All records below are to be repeated precisely, with nothing added.

SUPPLIED DATA
Start of Block
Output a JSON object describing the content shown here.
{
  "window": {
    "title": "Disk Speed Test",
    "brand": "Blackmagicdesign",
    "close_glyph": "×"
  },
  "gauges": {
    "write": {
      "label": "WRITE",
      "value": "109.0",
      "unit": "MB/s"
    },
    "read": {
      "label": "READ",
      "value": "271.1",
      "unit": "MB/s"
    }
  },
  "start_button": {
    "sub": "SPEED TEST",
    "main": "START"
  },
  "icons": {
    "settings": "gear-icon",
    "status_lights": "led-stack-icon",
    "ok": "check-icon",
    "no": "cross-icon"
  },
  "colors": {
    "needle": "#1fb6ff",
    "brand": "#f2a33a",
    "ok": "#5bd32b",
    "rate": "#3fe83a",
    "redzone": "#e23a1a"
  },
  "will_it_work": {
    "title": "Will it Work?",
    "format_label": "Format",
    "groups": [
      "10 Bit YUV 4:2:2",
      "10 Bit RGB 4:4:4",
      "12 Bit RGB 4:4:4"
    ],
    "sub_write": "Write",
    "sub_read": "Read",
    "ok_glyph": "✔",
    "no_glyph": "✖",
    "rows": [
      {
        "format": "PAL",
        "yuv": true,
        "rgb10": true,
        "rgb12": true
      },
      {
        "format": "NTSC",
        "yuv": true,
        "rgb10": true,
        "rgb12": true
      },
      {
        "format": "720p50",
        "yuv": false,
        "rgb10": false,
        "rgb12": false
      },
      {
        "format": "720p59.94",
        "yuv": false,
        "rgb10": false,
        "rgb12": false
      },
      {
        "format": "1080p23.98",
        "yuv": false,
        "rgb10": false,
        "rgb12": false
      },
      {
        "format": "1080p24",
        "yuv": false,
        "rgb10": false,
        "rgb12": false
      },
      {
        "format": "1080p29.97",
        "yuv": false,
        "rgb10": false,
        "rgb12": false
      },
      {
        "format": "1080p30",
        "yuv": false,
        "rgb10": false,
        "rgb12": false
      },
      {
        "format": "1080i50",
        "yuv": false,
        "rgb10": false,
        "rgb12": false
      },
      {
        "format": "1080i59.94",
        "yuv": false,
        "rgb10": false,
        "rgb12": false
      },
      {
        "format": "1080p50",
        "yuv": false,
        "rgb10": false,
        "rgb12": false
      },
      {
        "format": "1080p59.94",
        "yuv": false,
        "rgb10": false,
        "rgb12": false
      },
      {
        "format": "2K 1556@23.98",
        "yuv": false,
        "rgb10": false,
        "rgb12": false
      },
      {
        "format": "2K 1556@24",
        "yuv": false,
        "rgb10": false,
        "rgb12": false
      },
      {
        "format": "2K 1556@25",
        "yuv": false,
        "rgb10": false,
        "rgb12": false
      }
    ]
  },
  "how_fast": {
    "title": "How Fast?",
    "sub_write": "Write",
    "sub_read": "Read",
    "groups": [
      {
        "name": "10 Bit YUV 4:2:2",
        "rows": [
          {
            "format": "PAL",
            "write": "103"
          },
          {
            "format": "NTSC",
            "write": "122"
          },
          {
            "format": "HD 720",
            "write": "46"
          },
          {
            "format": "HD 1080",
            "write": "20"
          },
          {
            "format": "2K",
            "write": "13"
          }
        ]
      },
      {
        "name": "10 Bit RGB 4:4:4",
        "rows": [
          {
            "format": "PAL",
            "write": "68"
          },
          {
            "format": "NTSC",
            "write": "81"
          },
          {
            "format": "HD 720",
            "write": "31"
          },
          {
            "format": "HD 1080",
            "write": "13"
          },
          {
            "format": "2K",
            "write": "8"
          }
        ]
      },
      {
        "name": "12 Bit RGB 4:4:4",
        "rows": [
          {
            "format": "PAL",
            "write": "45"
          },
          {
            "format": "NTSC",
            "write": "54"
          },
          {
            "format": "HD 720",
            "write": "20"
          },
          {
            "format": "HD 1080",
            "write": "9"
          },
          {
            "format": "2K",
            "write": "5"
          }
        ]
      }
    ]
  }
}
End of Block
ANSWER TO THE PROBLEM
Output a JSON object describing the content shown here.
{
  "window": {
    "title": "Disk Speed Test",
    "brand": "Blackmagicdesign",
    "close_glyph": "×"
  },
  "gauges": {
    "write": {
      "label": "WRITE",
      "value": "109.0",
      "unit": "MB/s"
    },
    "read": {
      "label": "READ",
      "value": "271.1",
      "unit": "MB/s"
    }
  },
  "start_button": {
    "sub": "SPEED TEST",
    "main": "START"
  },
  "icons": {
    "settings": "gear-icon",
    "status_lights": "led-stack-icon",
    "ok": "check-icon",
    "no": "cross-icon"
  },
  "colors": {
    "needle": "#1fb6ff",
    "brand": "#f2a33a",
    "ok": "#5bd32b",
    "rate": "#3fe83a",
    "redzone": "#e23a1a"
  },
  "will_it_work": {
    "title": "Will it Work?",
    "format_label": "Format",
    "groups": [
      "10 Bit YUV 4:2:2",
      "10 Bit RGB 4:4:4",
      "12 Bit RGB 4:4:4"
    ],
    "sub_write": "Write",
    "sub_read": "Read",
    "ok_glyph": "✔",
    "no_glyph": "✖",
    "rows": [
      {
        "format": "PAL",
        "yuv": true,
        "rgb10": true,
        "rgb12": true
      },
      {
        "format": "NTSC",
        "yuv": true,
        "rgb10": true,
        "rgb12": true
      },
      {
        "format": "720p50",
        "yuv": false,
        "rgb10": false,
        "rgb12": false
      },
      {
        "format": "720p59.94",
        "yuv": false,
        "rgb10": false,
        "rgb12": false
      },
      {
        "format": "1080p23.98",
        "yuv": false,
        "rgb10": false,
        "rgb12": false
      },
      {
        "format": "1080p24",
        "yuv": false,
        "rgb10": false,
        "rgb12": false
      },
      {
        "format": "1080p29.97",
        "yuv": false,
        "rgb10": false,
        "rgb12": false
      },
      {
        "format": "1080p30",
        "yuv": false,
        "rgb10": false,
        "rgb12": false
      },
      {
        "format": "1080i50",
        "yuv": false,
        "rgb10": false,
        "rgb12": false
      },
      {
        "format": "1080i59.94",
        "yuv": false,
        "rgb10": false,
        "rgb12": false
      },
      {
        "format": "1080p50",
        "yuv": false,
        "rgb10": false,
        "rgb12": false
      },
      {
        "format": "1080p59.94",
        "yuv": false,
        "rgb10": false,
        "rgb12": false
      },
      {
        "format": "2K 1556@23.98",
        "yuv": false,
        "rgb10": false,
        "rgb12": false
      },
      {
        "format": "2K 1556@24",
        "yuv": false,
        "rgb10": false,
        "rgb12": false
      },
      {
        "format": "2K 1556@25",
        "yuv": false,
        "rgb10": false,
        "rgb12": false
      }
    ]
  },
  "how_fast": {
    "title": "How Fast?",
    "sub_write": "Write",
    "sub_read": "Read",
    "groups": [
      {
        "name": "10 Bit YUV 4:2:2",
        "rows": [
          {
            "format": "PAL",
            "write": "103"
          },
          {
            "format": "NTSC",
            "write": "122"
          },
          {
            "format": "HD 720",
            "write": "46"
          },
          {
            "format": "HD 1080",
            "write": "20"
          },
          {
            "format": "2K",
            "write": "13"
          }
        ]
      },
      {
        "name": "10 Bit RGB 4:4:4",
        "rows": [
          {
            "format": "PAL",
            "write": "68"
          },
          {
            "format": "NTSC",
            "write": "81"
          },
          {
            "format": "HD 720",
            "write": "31"
          },
          {
            "format": "HD 1080",
            "write": "13"
          },
          {
            "format": "2K",
            "write": "8"
          }
        ]
      },
      {
        "name": "12 Bit RGB 4:4:4",
        "rows": [
          {
            "format": "PAL",
            "write": "45"
          },
          {
            "format": "NTSC",
            "write": "54"
          },
          {
            "format": "HD 720",
            "write": "20"
          },
          {
            "format": "HD 1080",
            "write": "9"
          },
          {
            "format": "2K",
            "write": "5"
          }
        ]
      }
    ]
  }
}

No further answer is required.